This 58 year old man was referred for evaluation and management of jaundice. His CT scan demonstrated this mass in the region of the cystic duct and Hartman's Pouch in the neck of the gallbladder. No calcifications were seen though cholelithiasis was in the differential.
On injection, contrast fills the CBD up to and around the lesion. A thread of contrast can be seen filling the cystic duct in a pattern similar to the napkin ring appearance of a partially obstructing colon cancer. Cholangioscopy is performed and demonstrates mucosal inflammation, erythema, and bulging in the area of the obstruction. No obvious signs of malignancy such as tumor neovascularization, papillary pattern, or mucosa bleeding are seen. Brushings from the area are taken, but were nondiagnostic. Therefore the patient returned 10 days later for repeat study to obtain more specimens to confirm the diagnosis of malignancy.
At this second ERCP, the cholangiogram appears to have changed. The abnormality now has the appearance of an intraductal filling defect suggestive of a stone at the junction of the cystic duct and the common hepatic duct. Contrast now easily fills the cystic duct. Cholangioscopy immediately identifies the abnormality as a stone.
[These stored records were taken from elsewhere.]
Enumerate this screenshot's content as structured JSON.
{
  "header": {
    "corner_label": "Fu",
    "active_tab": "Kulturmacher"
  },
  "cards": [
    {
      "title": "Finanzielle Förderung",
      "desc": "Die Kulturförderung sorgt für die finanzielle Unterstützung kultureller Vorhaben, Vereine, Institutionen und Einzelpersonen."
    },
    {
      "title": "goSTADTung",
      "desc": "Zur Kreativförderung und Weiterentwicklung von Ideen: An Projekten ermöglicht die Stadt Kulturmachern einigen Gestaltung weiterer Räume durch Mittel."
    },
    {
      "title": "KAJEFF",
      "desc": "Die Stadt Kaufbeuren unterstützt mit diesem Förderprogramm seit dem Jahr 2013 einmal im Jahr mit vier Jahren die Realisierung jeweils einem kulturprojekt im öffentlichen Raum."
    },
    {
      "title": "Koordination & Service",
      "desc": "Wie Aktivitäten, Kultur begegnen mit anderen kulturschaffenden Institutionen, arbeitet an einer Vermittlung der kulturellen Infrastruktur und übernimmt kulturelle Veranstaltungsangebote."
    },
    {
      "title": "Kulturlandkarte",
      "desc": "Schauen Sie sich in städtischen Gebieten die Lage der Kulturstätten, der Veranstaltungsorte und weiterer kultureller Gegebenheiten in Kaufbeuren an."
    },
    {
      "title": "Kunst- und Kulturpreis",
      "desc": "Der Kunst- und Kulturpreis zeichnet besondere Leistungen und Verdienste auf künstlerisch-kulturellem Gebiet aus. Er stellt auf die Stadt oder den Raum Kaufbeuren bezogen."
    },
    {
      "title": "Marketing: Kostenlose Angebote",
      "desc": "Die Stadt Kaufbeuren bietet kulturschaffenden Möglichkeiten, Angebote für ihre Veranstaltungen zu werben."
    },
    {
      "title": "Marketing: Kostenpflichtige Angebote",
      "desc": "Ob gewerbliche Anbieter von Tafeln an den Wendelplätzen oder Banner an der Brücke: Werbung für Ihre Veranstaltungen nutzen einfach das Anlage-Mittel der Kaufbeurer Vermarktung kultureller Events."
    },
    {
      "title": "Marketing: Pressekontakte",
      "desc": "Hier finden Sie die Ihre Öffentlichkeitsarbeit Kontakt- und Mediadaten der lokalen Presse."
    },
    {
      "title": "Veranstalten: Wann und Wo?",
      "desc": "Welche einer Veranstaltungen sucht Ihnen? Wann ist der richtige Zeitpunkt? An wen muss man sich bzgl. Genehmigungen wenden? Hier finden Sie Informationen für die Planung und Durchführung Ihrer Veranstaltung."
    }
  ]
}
EHL is performed to fragment this large stone permitting duct clearance. Clearly during the intervening 10 days the stone migrated out from the cystic duct where it produced the mass-like effect causing the patient's jaundice.
Cystic duct stone compression of the common hepatic duct producing a malignant like biliary obstruction was first described by Dr. Mirizzi in 1948. A classification of four types of Mirizzi syndrome is reported.
Type 1 is an obstruction of the cystic duct or Hartman's pouch due to a stone compressing the hepatic duct and accounts for over 90% of Mirizzi cases.
Type 2 obstruction is due to a stone that has eroded into the hepatic duct from a cholecystocholedocho fistula and is seen at only 1% of operative cholecystectomies.
Type 3 and type 4 are stenosis at the confluence of the cystic duct and the hepatic duct due to either a stone or cholecystitis respectively.
This second example is of a man who also presented with obstructive jaundice. Notice that the stone is approximately 10 mm whereas the common bile duct is 4-5 mm in diameter. It seems unlikely that a rounded stone of this size could have formed in such a small duct suggesting that the stone originated in the gallbladder then migrated and eroded into the common hepatic duct as with our previous example. These cases raise the possibility that Mirizzi syndrome is a more common source of obstructing common duct stones than previously suspected.
Peter B. Kelsey, M.D., Harvard Medical School, Massachusetts General Hospital